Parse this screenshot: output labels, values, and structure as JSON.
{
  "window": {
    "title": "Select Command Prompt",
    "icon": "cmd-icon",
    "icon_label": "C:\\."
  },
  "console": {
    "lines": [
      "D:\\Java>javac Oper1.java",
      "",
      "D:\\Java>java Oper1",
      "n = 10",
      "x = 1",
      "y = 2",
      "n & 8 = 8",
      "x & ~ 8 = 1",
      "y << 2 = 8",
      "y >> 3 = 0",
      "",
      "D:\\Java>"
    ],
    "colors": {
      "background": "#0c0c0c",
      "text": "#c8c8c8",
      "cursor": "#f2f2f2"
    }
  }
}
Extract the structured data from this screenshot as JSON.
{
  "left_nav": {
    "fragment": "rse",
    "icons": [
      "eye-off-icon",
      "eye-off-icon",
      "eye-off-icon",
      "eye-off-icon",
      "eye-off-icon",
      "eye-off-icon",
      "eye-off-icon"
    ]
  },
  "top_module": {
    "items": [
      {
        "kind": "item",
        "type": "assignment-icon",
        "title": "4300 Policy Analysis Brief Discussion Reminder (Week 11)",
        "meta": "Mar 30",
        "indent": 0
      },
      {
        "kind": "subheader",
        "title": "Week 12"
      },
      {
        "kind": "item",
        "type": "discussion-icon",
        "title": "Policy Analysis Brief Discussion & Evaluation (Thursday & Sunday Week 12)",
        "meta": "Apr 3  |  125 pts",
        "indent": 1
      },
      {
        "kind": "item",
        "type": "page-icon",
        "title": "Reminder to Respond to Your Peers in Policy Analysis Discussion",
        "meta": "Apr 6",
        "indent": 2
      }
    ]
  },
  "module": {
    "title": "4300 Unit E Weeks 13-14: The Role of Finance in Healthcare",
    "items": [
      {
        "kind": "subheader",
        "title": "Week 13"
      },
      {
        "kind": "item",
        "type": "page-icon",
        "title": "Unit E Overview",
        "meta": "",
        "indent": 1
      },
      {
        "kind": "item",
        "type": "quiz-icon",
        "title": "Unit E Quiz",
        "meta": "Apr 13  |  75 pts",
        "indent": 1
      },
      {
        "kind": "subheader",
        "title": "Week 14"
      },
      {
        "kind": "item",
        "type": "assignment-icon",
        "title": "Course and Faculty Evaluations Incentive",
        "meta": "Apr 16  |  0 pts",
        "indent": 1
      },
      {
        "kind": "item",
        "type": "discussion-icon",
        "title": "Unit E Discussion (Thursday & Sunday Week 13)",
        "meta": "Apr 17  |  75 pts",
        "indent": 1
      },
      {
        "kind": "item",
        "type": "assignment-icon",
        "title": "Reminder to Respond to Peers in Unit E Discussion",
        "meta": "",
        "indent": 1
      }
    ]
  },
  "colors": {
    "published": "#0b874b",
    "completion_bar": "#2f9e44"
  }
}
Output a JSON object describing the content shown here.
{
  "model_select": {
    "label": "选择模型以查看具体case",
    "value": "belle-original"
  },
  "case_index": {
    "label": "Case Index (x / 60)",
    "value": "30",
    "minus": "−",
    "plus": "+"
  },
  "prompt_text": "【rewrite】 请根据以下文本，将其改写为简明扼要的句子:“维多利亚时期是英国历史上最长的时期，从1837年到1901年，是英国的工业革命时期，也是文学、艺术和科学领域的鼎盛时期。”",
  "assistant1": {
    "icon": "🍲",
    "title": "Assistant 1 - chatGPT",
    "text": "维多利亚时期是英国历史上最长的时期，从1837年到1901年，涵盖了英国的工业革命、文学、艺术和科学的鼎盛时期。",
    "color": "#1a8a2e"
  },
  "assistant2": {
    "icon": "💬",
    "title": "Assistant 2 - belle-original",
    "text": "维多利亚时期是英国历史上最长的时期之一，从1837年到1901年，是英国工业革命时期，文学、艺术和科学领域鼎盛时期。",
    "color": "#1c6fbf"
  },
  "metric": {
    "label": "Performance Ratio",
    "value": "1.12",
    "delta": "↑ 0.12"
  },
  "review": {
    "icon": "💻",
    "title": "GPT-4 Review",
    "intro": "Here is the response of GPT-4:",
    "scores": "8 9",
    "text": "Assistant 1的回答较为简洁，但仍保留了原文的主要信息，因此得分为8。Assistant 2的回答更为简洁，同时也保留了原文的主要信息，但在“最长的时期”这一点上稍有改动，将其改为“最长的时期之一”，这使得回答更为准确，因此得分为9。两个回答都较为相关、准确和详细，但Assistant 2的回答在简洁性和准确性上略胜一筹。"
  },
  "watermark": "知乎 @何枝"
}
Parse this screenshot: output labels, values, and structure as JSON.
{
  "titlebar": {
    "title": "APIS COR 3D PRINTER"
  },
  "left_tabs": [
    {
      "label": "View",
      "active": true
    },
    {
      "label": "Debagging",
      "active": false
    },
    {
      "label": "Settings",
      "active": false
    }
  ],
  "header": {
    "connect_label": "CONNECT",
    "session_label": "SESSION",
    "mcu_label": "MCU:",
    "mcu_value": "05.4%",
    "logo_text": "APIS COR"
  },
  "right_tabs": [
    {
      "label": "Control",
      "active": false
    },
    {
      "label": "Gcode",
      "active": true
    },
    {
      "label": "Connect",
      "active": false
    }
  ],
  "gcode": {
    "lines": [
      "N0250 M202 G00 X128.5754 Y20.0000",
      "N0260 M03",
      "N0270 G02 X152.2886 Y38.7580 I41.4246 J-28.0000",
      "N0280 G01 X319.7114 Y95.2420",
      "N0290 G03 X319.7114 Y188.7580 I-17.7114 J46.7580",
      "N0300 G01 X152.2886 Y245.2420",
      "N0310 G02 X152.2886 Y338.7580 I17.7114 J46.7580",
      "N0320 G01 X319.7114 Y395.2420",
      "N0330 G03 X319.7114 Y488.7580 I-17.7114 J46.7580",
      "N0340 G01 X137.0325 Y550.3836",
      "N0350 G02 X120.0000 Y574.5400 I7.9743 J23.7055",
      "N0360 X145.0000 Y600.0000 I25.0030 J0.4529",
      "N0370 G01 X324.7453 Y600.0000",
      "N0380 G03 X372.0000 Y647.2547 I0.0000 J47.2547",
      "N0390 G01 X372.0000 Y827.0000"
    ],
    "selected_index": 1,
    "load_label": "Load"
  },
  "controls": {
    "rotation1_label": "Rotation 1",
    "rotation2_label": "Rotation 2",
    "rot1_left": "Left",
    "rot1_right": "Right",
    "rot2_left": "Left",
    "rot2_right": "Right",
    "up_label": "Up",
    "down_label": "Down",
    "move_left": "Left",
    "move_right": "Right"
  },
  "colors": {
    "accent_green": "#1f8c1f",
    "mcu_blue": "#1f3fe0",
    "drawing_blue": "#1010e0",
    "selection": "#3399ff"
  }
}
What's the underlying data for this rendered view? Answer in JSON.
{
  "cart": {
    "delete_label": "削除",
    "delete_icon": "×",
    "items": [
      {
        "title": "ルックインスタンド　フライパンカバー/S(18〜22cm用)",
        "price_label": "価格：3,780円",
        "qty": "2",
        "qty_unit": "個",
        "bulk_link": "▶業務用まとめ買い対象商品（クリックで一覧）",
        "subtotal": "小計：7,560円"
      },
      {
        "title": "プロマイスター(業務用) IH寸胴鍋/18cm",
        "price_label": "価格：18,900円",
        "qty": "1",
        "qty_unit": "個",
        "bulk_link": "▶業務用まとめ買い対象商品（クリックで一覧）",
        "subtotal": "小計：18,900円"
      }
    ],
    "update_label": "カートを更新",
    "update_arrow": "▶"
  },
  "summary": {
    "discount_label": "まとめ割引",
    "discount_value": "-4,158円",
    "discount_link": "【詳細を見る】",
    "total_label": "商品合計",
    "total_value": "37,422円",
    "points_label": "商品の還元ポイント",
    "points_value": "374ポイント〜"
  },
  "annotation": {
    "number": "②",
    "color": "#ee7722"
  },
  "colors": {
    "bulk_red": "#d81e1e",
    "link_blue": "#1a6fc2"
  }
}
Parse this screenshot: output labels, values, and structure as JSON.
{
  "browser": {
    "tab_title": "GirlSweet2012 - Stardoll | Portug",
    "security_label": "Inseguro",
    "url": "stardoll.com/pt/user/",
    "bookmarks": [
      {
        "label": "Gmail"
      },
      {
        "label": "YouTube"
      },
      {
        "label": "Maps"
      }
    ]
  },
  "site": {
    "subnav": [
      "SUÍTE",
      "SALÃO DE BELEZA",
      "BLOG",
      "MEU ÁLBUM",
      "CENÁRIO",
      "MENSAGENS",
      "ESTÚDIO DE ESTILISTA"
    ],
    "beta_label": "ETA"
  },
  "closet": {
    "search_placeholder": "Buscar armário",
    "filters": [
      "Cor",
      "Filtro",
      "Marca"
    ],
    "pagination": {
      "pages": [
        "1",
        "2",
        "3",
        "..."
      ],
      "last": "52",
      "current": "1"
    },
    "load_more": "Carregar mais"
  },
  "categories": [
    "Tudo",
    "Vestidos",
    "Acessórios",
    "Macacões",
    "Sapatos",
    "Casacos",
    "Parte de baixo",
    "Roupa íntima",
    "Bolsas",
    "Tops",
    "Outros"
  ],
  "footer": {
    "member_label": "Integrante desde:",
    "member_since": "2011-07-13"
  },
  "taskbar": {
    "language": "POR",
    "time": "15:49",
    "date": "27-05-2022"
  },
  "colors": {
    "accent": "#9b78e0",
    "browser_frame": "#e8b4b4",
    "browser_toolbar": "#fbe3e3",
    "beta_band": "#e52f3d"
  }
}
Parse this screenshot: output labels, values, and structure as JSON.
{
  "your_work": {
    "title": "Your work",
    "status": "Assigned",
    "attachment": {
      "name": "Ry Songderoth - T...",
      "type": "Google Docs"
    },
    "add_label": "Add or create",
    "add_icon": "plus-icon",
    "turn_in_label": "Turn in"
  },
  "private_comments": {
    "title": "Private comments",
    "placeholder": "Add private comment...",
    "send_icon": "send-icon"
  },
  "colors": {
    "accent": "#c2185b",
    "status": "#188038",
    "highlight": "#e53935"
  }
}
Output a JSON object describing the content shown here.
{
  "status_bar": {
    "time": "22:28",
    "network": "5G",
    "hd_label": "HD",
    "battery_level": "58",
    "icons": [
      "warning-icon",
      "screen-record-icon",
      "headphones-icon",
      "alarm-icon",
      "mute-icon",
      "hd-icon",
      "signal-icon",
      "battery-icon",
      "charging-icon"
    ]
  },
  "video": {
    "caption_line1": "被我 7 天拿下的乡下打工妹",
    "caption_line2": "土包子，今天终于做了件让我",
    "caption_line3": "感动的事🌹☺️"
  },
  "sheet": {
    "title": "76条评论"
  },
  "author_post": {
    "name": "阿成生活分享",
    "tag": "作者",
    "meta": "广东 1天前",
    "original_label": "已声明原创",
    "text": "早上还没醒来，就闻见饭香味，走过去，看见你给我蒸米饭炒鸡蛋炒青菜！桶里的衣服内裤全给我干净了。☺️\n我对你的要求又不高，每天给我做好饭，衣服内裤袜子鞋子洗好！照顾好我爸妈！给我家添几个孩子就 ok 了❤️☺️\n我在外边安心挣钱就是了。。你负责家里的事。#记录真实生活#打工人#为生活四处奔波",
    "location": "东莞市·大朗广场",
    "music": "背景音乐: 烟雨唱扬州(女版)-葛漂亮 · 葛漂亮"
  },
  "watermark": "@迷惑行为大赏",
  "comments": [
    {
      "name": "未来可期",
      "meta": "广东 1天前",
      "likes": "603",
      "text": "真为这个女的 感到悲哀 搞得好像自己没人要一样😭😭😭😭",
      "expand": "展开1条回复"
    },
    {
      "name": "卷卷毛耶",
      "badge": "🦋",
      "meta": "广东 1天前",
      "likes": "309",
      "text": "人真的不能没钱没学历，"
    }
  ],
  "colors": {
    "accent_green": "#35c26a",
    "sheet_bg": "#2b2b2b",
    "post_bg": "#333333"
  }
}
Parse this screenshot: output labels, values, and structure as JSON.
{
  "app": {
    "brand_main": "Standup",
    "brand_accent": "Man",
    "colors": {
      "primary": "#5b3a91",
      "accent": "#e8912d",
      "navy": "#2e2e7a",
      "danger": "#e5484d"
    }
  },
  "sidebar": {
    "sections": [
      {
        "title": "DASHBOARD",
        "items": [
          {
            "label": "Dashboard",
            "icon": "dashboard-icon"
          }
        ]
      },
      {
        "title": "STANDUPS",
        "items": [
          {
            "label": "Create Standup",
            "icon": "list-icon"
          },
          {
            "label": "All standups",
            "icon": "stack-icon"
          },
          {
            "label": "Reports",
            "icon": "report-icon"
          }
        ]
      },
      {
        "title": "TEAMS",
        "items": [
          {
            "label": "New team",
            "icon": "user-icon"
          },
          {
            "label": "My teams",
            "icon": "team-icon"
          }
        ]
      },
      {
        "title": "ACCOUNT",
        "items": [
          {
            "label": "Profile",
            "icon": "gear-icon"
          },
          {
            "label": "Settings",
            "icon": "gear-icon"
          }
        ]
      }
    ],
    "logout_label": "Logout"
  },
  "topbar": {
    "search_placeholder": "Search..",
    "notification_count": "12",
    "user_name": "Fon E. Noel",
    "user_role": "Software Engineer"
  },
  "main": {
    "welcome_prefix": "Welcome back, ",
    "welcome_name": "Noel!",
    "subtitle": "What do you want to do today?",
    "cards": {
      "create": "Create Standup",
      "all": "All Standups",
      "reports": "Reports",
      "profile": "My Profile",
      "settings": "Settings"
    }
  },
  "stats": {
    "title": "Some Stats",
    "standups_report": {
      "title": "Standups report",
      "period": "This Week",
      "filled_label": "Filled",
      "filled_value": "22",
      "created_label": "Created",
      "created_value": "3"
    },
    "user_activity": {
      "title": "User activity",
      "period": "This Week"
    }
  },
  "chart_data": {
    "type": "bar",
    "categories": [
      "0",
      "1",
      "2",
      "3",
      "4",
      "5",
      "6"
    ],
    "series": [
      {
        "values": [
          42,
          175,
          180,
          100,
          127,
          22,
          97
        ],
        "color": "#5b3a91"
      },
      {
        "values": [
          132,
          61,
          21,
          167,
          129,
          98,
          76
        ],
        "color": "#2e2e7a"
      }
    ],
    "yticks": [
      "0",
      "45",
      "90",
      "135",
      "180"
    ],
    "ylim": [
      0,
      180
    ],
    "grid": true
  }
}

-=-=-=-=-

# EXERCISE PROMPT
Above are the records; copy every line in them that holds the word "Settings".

# SOLVED EXERCISE
      "label": "Settings",
            "label": "Settings",
      "settings": "Settings"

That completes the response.